#### [What you need to do]
What you return must be every line below that includes the word "DATED".

#### [Extracted information]
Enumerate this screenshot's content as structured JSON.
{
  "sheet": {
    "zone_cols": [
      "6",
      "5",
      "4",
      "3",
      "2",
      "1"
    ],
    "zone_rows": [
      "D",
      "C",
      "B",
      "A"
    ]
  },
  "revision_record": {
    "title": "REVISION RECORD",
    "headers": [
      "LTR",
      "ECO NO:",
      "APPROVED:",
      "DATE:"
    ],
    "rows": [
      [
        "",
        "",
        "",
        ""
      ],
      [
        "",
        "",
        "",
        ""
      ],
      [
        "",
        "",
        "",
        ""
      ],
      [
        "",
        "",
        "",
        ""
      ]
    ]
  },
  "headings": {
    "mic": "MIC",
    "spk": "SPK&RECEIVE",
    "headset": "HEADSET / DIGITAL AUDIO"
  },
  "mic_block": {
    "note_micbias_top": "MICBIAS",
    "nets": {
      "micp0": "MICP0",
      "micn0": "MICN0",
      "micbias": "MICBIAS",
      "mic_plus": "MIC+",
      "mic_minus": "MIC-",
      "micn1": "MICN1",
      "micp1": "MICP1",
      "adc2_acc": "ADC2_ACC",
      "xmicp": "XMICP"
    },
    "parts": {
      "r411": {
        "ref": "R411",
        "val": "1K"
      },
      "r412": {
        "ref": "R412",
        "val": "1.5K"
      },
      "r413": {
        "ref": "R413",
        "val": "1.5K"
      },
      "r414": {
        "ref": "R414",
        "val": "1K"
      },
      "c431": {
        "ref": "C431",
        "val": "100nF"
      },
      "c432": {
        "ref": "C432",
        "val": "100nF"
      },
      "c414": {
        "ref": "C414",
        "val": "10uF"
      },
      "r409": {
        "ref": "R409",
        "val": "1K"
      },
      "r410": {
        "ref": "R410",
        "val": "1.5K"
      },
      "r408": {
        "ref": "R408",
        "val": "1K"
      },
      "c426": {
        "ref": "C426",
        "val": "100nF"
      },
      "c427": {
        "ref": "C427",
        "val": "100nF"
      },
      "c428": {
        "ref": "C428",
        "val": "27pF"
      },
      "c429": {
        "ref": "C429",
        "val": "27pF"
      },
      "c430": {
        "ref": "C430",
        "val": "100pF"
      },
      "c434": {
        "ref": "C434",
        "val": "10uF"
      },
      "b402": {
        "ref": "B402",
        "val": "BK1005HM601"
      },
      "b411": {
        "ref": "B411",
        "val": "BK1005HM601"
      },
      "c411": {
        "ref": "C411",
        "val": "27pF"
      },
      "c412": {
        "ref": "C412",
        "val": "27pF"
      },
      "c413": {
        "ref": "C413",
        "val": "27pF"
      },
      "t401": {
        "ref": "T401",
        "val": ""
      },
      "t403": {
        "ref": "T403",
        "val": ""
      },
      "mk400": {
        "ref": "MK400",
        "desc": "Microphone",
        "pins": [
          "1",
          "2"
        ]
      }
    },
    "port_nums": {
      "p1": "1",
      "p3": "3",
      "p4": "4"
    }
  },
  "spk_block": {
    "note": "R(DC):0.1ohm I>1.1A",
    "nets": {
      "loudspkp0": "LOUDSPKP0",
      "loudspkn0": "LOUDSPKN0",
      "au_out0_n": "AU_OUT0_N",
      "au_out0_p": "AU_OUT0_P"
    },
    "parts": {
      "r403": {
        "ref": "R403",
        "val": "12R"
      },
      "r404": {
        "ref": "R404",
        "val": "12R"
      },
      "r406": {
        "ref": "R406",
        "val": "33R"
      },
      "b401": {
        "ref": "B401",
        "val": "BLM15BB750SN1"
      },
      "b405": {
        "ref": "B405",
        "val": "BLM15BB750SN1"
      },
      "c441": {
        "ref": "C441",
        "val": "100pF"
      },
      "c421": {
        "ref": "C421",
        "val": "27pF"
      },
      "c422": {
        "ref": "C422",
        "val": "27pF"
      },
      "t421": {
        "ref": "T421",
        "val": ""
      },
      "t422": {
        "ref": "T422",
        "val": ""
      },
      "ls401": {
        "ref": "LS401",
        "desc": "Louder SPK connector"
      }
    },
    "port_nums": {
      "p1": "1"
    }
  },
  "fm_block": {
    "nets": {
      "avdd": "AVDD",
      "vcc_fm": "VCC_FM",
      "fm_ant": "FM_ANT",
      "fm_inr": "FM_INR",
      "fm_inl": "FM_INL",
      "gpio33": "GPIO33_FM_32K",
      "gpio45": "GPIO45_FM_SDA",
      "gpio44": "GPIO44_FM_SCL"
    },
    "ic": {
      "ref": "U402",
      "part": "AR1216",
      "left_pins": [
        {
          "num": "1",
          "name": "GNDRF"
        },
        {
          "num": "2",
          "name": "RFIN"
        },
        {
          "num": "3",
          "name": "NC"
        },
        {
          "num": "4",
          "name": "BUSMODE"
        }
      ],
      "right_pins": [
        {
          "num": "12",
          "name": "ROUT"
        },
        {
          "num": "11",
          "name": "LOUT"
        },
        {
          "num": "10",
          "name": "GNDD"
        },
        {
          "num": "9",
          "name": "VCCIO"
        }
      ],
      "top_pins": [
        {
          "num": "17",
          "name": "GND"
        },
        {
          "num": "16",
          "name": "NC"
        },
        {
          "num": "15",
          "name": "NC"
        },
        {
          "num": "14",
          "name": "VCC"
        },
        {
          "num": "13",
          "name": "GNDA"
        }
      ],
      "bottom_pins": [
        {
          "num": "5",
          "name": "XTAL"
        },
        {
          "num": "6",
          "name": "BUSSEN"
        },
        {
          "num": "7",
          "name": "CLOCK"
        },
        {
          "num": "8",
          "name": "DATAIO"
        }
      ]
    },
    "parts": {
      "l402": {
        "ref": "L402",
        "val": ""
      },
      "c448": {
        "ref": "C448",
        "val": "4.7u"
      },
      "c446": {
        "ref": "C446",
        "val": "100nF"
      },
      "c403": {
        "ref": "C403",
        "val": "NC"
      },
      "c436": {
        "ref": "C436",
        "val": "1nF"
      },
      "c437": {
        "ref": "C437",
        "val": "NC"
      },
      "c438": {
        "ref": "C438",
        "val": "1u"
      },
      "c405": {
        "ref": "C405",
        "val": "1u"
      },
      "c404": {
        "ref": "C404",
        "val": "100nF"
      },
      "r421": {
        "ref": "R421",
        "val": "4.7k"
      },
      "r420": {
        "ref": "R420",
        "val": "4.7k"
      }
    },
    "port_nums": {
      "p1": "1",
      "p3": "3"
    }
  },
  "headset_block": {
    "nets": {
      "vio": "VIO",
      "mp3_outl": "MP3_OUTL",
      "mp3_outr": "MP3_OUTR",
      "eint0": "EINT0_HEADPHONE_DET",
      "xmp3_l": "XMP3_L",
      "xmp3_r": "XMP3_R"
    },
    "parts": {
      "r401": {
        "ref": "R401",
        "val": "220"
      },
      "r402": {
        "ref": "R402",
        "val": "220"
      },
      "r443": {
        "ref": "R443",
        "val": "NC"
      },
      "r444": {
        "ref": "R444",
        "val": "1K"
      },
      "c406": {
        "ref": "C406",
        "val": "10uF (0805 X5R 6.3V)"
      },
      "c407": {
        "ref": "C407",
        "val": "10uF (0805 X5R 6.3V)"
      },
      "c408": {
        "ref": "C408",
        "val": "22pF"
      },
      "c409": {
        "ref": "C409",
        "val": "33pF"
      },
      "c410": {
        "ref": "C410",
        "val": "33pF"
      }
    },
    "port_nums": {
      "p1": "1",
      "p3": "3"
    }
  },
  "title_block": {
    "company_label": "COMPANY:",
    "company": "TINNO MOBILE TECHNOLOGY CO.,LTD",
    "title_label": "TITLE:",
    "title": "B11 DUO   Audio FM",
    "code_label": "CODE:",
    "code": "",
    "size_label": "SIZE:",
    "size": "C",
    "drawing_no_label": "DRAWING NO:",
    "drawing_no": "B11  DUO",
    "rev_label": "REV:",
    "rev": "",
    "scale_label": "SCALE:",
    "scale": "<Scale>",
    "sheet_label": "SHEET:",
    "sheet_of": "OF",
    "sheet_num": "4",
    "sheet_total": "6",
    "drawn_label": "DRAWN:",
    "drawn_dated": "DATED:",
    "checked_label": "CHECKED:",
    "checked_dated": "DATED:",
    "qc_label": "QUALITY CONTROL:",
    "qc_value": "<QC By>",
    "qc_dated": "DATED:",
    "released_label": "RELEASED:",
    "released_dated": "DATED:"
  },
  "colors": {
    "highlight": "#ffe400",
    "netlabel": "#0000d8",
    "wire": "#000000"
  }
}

#### [Output of the exercise]
    "drawn_dated": "DATED:",
    "checked_dated": "DATED:",
    "qc_dated": "DATED:",
    "released_dated": "DATED:"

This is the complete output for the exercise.